---- SUPPLIED RECORDS
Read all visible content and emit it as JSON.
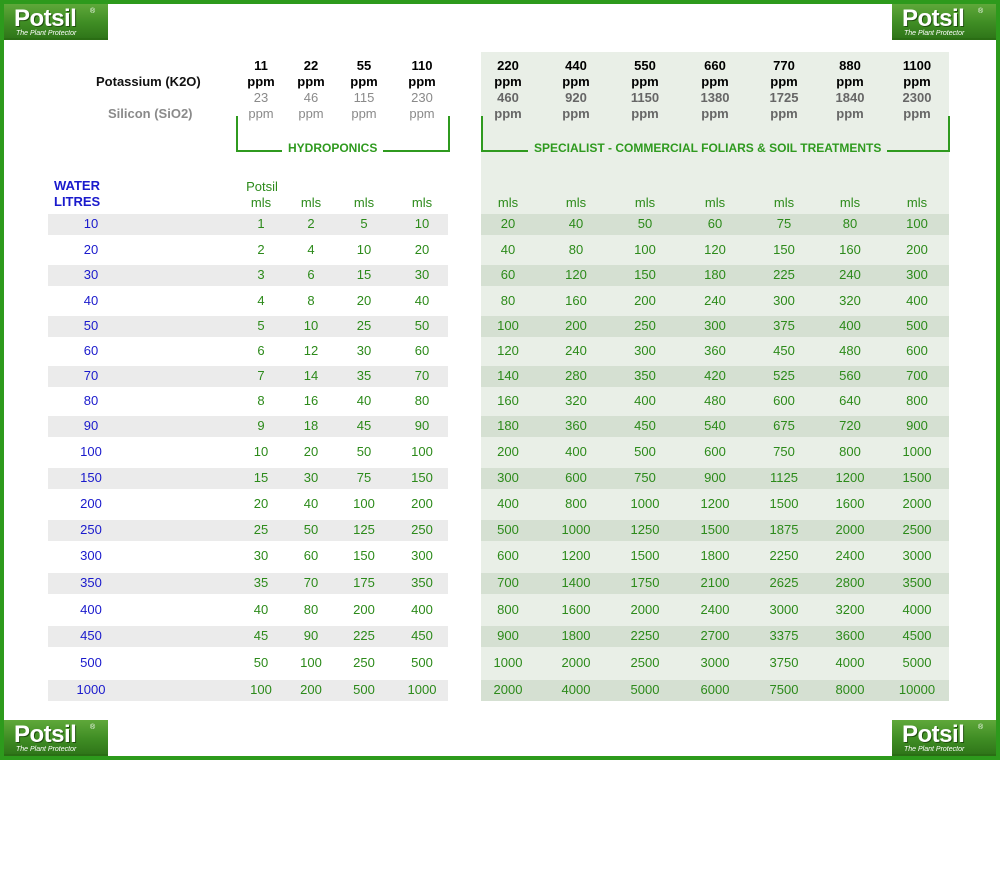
{
  "logo": {
    "word": "Potsil",
    "tm": "®",
    "tagline": "The Plant Protector"
  },
  "labels": {
    "potassium": "Potassium (K2O)",
    "silicon": "Silicon (SiO2)",
    "hydroponics": "HYDROPONICS",
    "specialist": "SPECIALIST - COMMERCIAL FOLIARS & SOIL TREATMENTS",
    "water_line1": "WATER",
    "water_line2": "LITRES",
    "potsil": "Potsil",
    "mls": "mls",
    "ppm": "ppm"
  },
  "columns": [
    {
      "k": "11",
      "si": "23",
      "group": "hydro"
    },
    {
      "k": "22",
      "si": "46",
      "group": "hydro"
    },
    {
      "k": "55",
      "si": "115",
      "group": "hydro"
    },
    {
      "k": "110",
      "si": "230",
      "group": "hydro"
    },
    {
      "k": "220",
      "si": "460",
      "group": "spec"
    },
    {
      "k": "440",
      "si": "920",
      "group": "spec"
    },
    {
      "k": "550",
      "si": "1150",
      "group": "spec"
    },
    {
      "k": "660",
      "si": "1380",
      "group": "spec"
    },
    {
      "k": "770",
      "si": "1725",
      "group": "spec"
    },
    {
      "k": "880",
      "si": "1840",
      "group": "spec"
    },
    {
      "k": "1100",
      "si": "2300",
      "group": "spec"
    }
  ],
  "rows": [
    {
      "litres": "10",
      "mls": [
        "1",
        "2",
        "5",
        "10",
        "20",
        "40",
        "50",
        "60",
        "75",
        "80",
        "100"
      ]
    },
    {
      "litres": "20",
      "mls": [
        "2",
        "4",
        "10",
        "20",
        "40",
        "80",
        "100",
        "120",
        "150",
        "160",
        "200"
      ]
    },
    {
      "litres": "30",
      "mls": [
        "3",
        "6",
        "15",
        "30",
        "60",
        "120",
        "150",
        "180",
        "225",
        "240",
        "300"
      ]
    },
    {
      "litres": "40",
      "mls": [
        "4",
        "8",
        "20",
        "40",
        "80",
        "160",
        "200",
        "240",
        "300",
        "320",
        "400"
      ]
    },
    {
      "litres": "50",
      "mls": [
        "5",
        "10",
        "25",
        "50",
        "100",
        "200",
        "250",
        "300",
        "375",
        "400",
        "500"
      ]
    },
    {
      "litres": "60",
      "mls": [
        "6",
        "12",
        "30",
        "60",
        "120",
        "240",
        "300",
        "360",
        "450",
        "480",
        "600"
      ]
    },
    {
      "litres": "70",
      "mls": [
        "7",
        "14",
        "35",
        "70",
        "140",
        "280",
        "350",
        "420",
        "525",
        "560",
        "700"
      ]
    },
    {
      "litres": "80",
      "mls": [
        "8",
        "16",
        "40",
        "80",
        "160",
        "320",
        "400",
        "480",
        "600",
        "640",
        "800"
      ]
    },
    {
      "litres": "90",
      "mls": [
        "9",
        "18",
        "45",
        "90",
        "180",
        "360",
        "450",
        "540",
        "675",
        "720",
        "900"
      ]
    },
    {
      "litres": "100",
      "mls": [
        "10",
        "20",
        "50",
        "100",
        "200",
        "400",
        "500",
        "600",
        "750",
        "800",
        "1000"
      ]
    },
    {
      "litres": "150",
      "mls": [
        "15",
        "30",
        "75",
        "150",
        "300",
        "600",
        "750",
        "900",
        "1125",
        "1200",
        "1500"
      ]
    },
    {
      "litres": "200",
      "mls": [
        "20",
        "40",
        "100",
        "200",
        "400",
        "800",
        "1000",
        "1200",
        "1500",
        "1600",
        "2000"
      ]
    },
    {
      "litres": "250",
      "mls": [
        "25",
        "50",
        "125",
        "250",
        "500",
        "1000",
        "1250",
        "1500",
        "1875",
        "2000",
        "2500"
      ]
    },
    {
      "litres": "300",
      "mls": [
        "30",
        "60",
        "150",
        "300",
        "600",
        "1200",
        "1500",
        "1800",
        "2250",
        "2400",
        "3000"
      ]
    },
    {
      "litres": "350",
      "mls": [
        "35",
        "70",
        "175",
        "350",
        "700",
        "1400",
        "1750",
        "2100",
        "2625",
        "2800",
        "3500"
      ]
    },
    {
      "litres": "400",
      "mls": [
        "40",
        "80",
        "200",
        "400",
        "800",
        "1600",
        "2000",
        "2400",
        "3000",
        "3200",
        "4000"
      ]
    },
    {
      "litres": "450",
      "mls": [
        "45",
        "90",
        "225",
        "450",
        "900",
        "1800",
        "2250",
        "2700",
        "3375",
        "3600",
        "4500"
      ]
    },
    {
      "litres": "500",
      "mls": [
        "50",
        "100",
        "250",
        "500",
        "1000",
        "2000",
        "2500",
        "3000",
        "3750",
        "4000",
        "5000"
      ]
    },
    {
      "litres": "1000",
      "mls": [
        "100",
        "200",
        "500",
        "1000",
        "2000",
        "4000",
        "5000",
        "6000",
        "7500",
        "8000",
        "10000"
      ]
    }
  ],
  "colors": {
    "border": "#2d9a1c",
    "text_green": "#2c8a1a",
    "text_blue": "#1a1acc",
    "panel": "#e9efe7"
  }
}
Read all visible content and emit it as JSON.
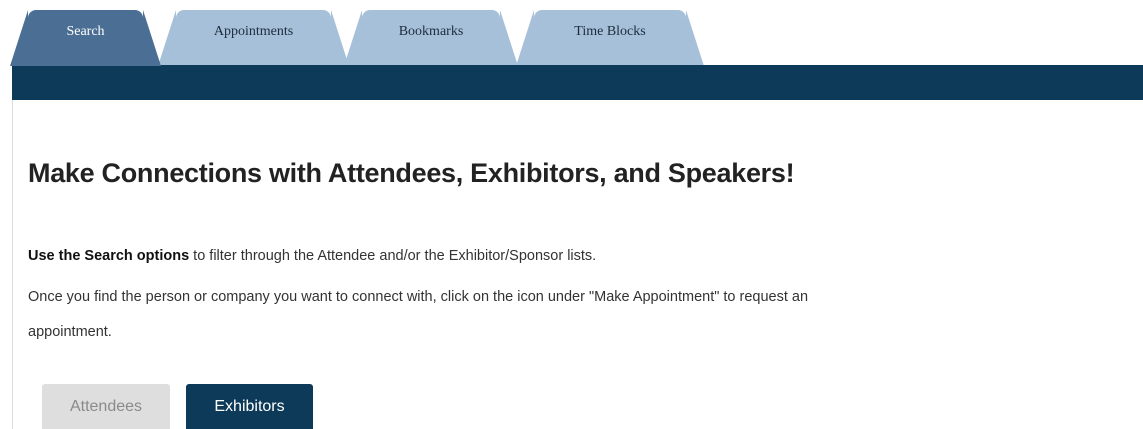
{
  "tabs": [
    {
      "label": "Search",
      "active": true
    },
    {
      "label": "Appointments",
      "active": false
    },
    {
      "label": "Bookmarks",
      "active": false
    },
    {
      "label": "Time Blocks",
      "active": false
    }
  ],
  "main": {
    "heading": "Make Connections with Attendees, Exhibitors, and Speakers!",
    "intro_bold": "Use the Search options",
    "intro_rest": " to filter through the Attendee and/or the Exhibitor/Sponsor lists.",
    "line2": "Once you find the person or company you want to connect with, click on the icon under \"Make Appointment\" to request an",
    "line3": "appointment."
  },
  "toggle": {
    "attendees_label": "Attendees",
    "exhibitors_label": "Exhibitors",
    "selected": "Exhibitors"
  },
  "colors": {
    "band": "#0d3a59",
    "tab_active": "#4b6f94",
    "tab_inactive": "#a7c0d9",
    "button_active": "#0d3a59",
    "button_inactive": "#dedede"
  }
}
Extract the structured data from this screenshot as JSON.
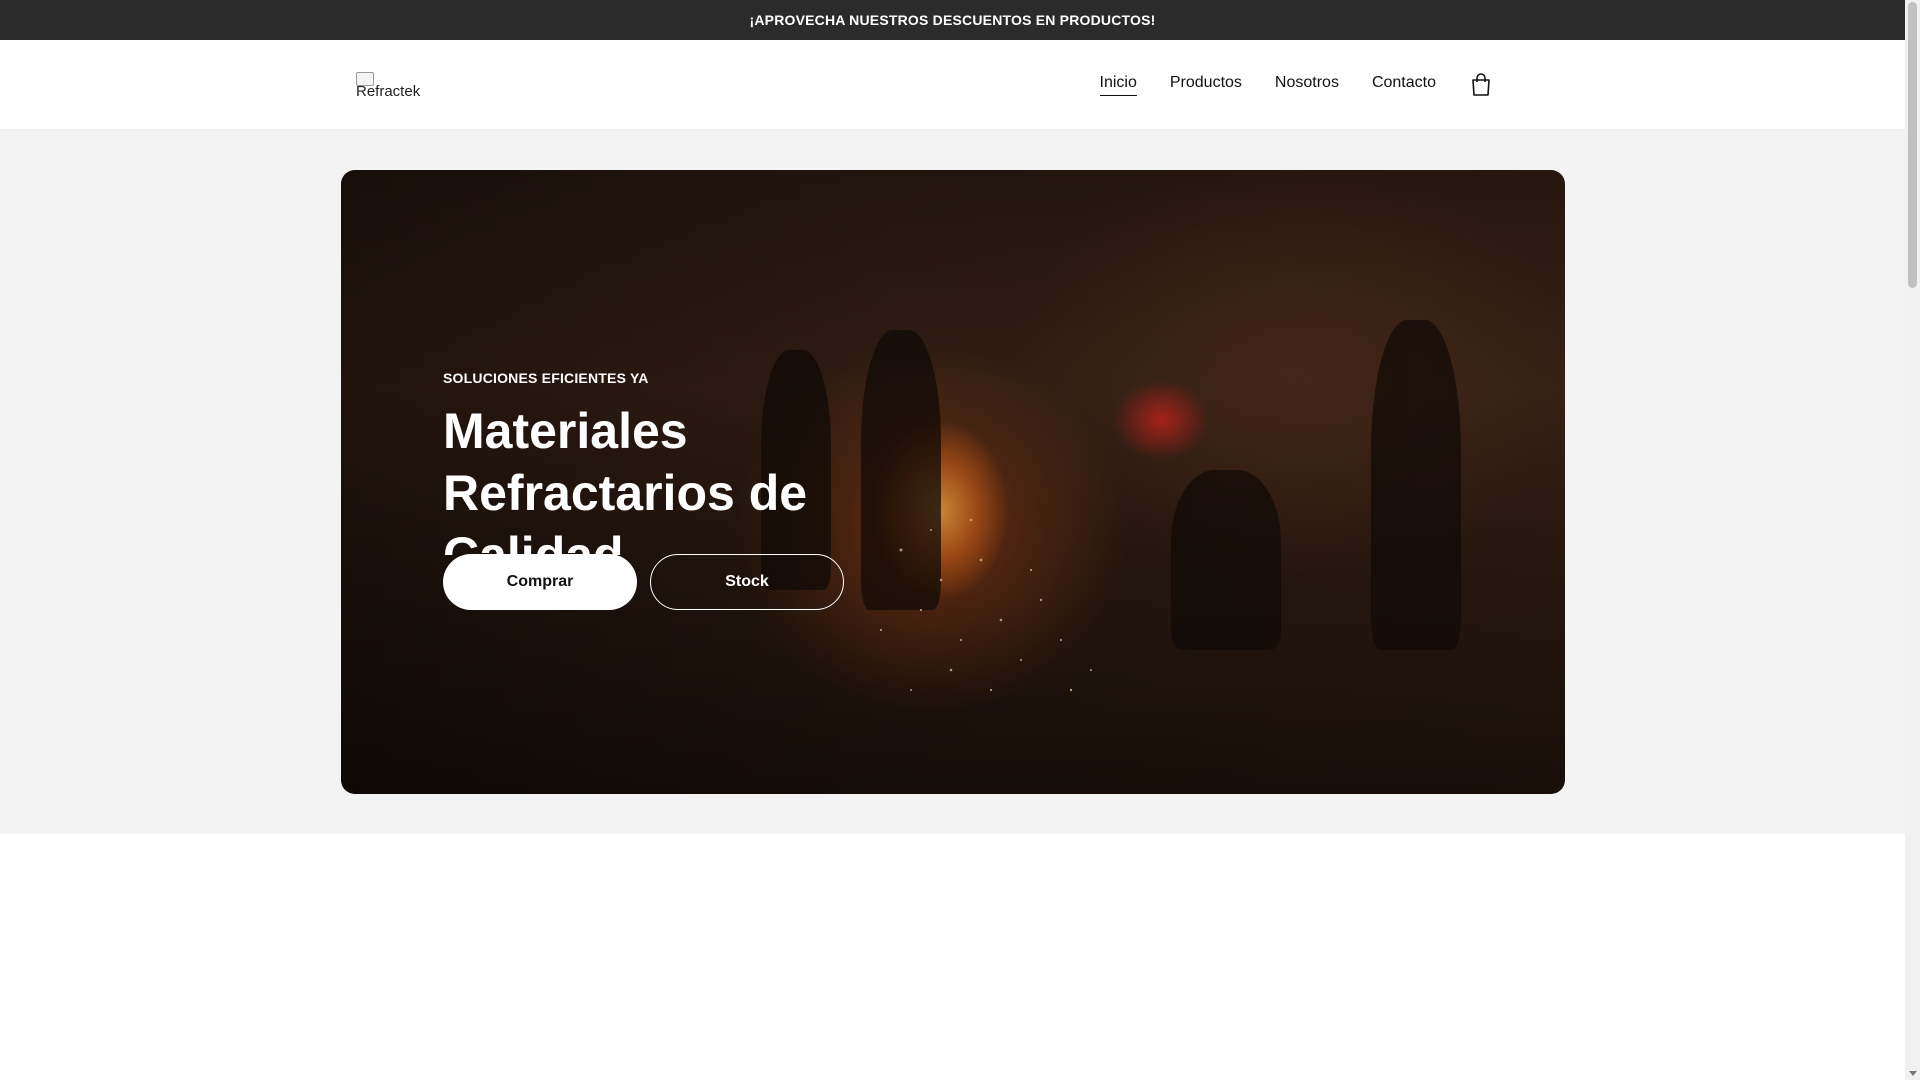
{
  "announcement": {
    "text": "¡APROVECHA NUESTROS DESCUENTOS EN PRODUCTOS!"
  },
  "header": {
    "logo_alt": "Refractek",
    "nav": [
      {
        "label": "Inicio",
        "active": true
      },
      {
        "label": "Productos",
        "active": false
      },
      {
        "label": "Nosotros",
        "active": false
      },
      {
        "label": "Contacto",
        "active": false
      }
    ],
    "cart_icon": "shopping-bag-icon"
  },
  "hero": {
    "eyebrow": "SOLUCIONES EFICIENTES YA",
    "title": "Materiales Refractarios de Calidad",
    "buttons": {
      "primary": "Comprar",
      "secondary": "Stock"
    },
    "background_image": "foundry-workers-molten-metal-sparks"
  },
  "colors": {
    "announcement_bg": "#2b2b2b",
    "hero_section_bg": "#f3f3f3",
    "primary_button_bg": "#ffffff"
  }
}
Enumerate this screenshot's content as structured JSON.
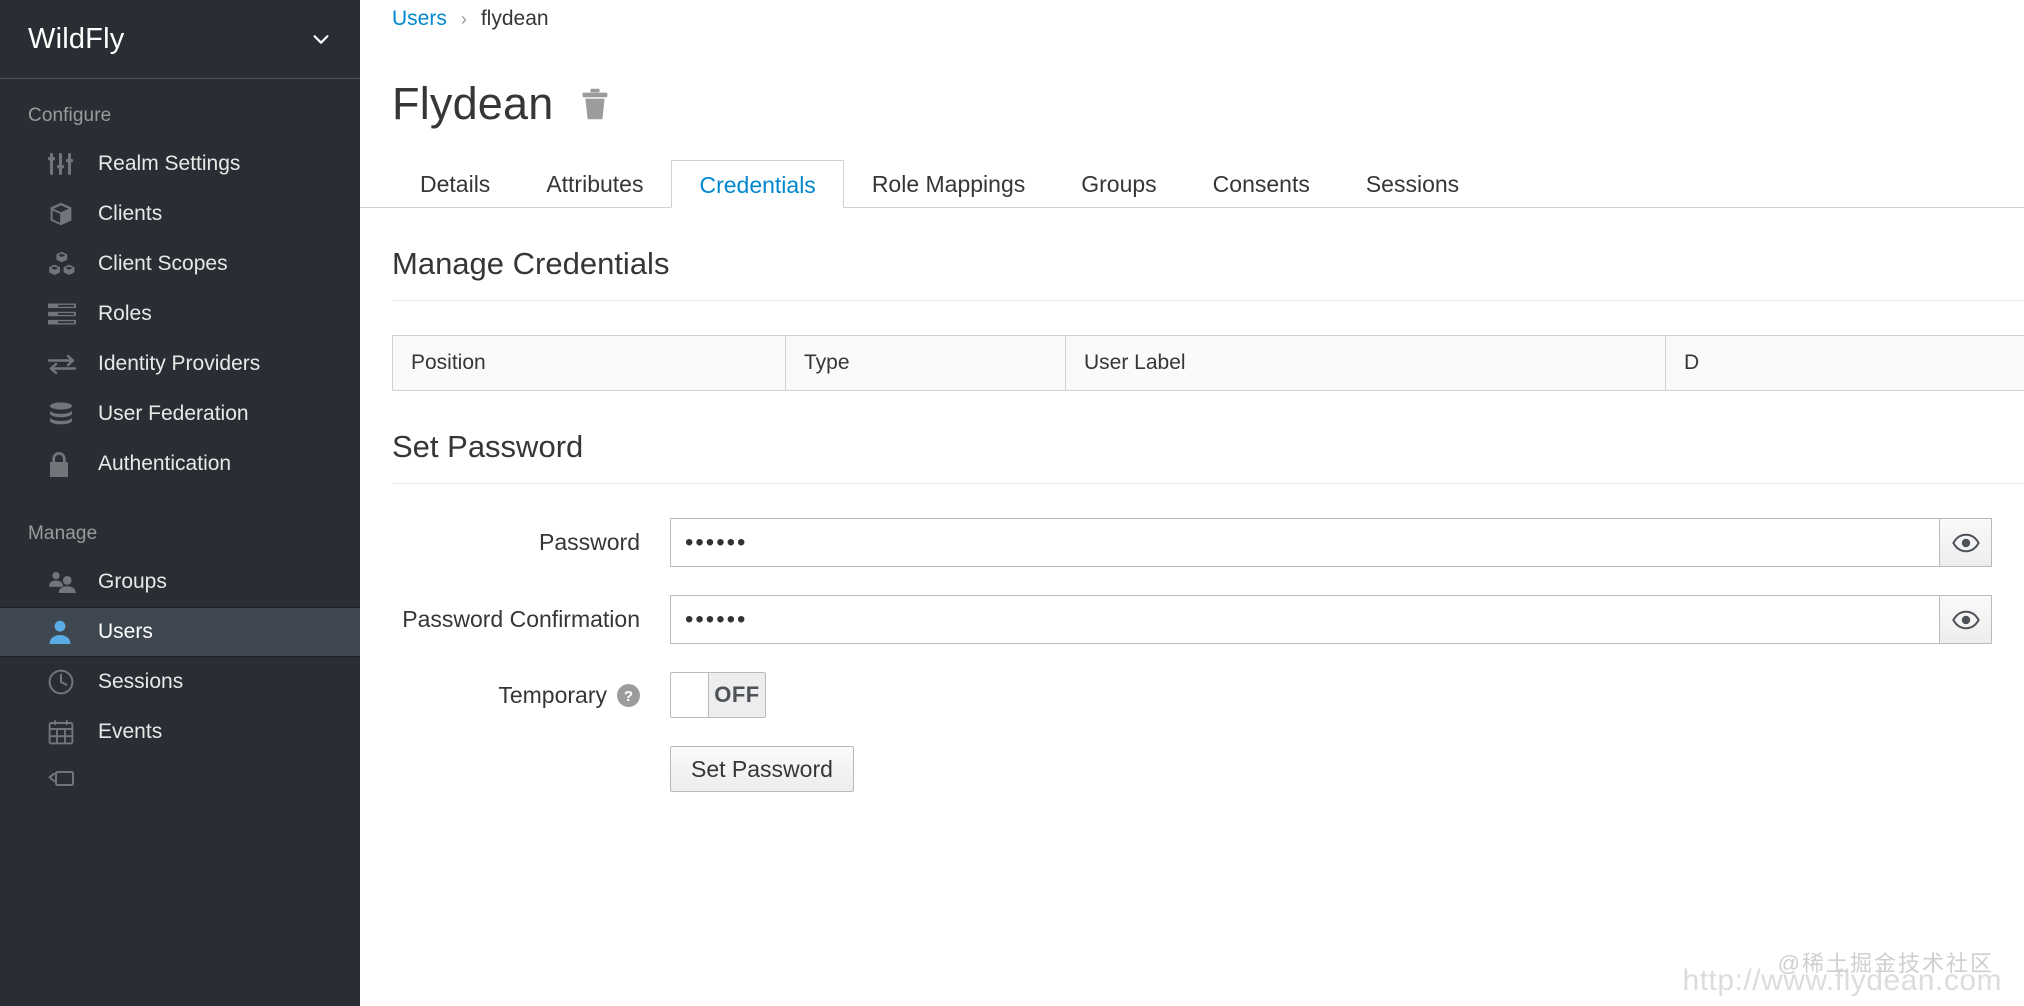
{
  "sidebar": {
    "realm": {
      "name": "WildFly",
      "chevron_icon": "chevron-down-icon"
    },
    "groups": [
      {
        "title": "Configure",
        "items": [
          {
            "label": "Realm Settings",
            "icon": "sliders-icon",
            "active": false
          },
          {
            "label": "Clients",
            "icon": "cube-icon",
            "active": false
          },
          {
            "label": "Client Scopes",
            "icon": "cubes-icon",
            "active": false
          },
          {
            "label": "Roles",
            "icon": "list-icon",
            "active": false
          },
          {
            "label": "Identity Providers",
            "icon": "exchange-arrows-icon",
            "active": false
          },
          {
            "label": "User Federation",
            "icon": "database-icon",
            "active": false
          },
          {
            "label": "Authentication",
            "icon": "lock-icon",
            "active": false
          }
        ]
      },
      {
        "title": "Manage",
        "items": [
          {
            "label": "Groups",
            "icon": "users-icon",
            "active": false
          },
          {
            "label": "Users",
            "icon": "user-icon",
            "active": true
          },
          {
            "label": "Sessions",
            "icon": "clock-icon",
            "active": false
          },
          {
            "label": "Events",
            "icon": "calendar-icon",
            "active": false
          }
        ]
      }
    ]
  },
  "breadcrumb": {
    "parent": "Users",
    "separator": "›",
    "current": "flydean"
  },
  "header": {
    "title": "Flydean",
    "delete_icon": "trash-icon"
  },
  "tabs": [
    {
      "label": "Details",
      "active": false
    },
    {
      "label": "Attributes",
      "active": false
    },
    {
      "label": "Credentials",
      "active": true
    },
    {
      "label": "Role Mappings",
      "active": false
    },
    {
      "label": "Groups",
      "active": false
    },
    {
      "label": "Consents",
      "active": false
    },
    {
      "label": "Sessions",
      "active": false
    }
  ],
  "manage_credentials": {
    "heading": "Manage Credentials",
    "columns": [
      "Position",
      "Type",
      "User Label",
      "D"
    ],
    "rows": []
  },
  "set_password": {
    "heading": "Set Password",
    "password": {
      "label": "Password",
      "value": "••••••",
      "reveal_icon": "eye-icon"
    },
    "password_confirmation": {
      "label": "Password Confirmation",
      "value": "••••••",
      "reveal_icon": "eye-icon"
    },
    "temporary": {
      "label": "Temporary",
      "help_icon": "question-circle-icon",
      "state": "OFF"
    },
    "submit_label": "Set Password"
  },
  "watermark": {
    "community": "@稀土掘金技术社区",
    "url": "http://www.flydean.com"
  },
  "colors": {
    "sidebar_bg": "#292e34",
    "sidebar_active_bg": "#3f4750",
    "accent_blue": "#0088ce",
    "icon_active_blue": "#5babe4",
    "text_dark": "#363636"
  }
}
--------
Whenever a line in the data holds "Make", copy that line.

> **WRITTEN SOLUTION**
    "heading": "Make Connections with Attendees, Exhibitors, and Speakers!",
    "line2": "Once you find the person or company you want to connect with, click on the icon under \"Make Appointment\" to request an",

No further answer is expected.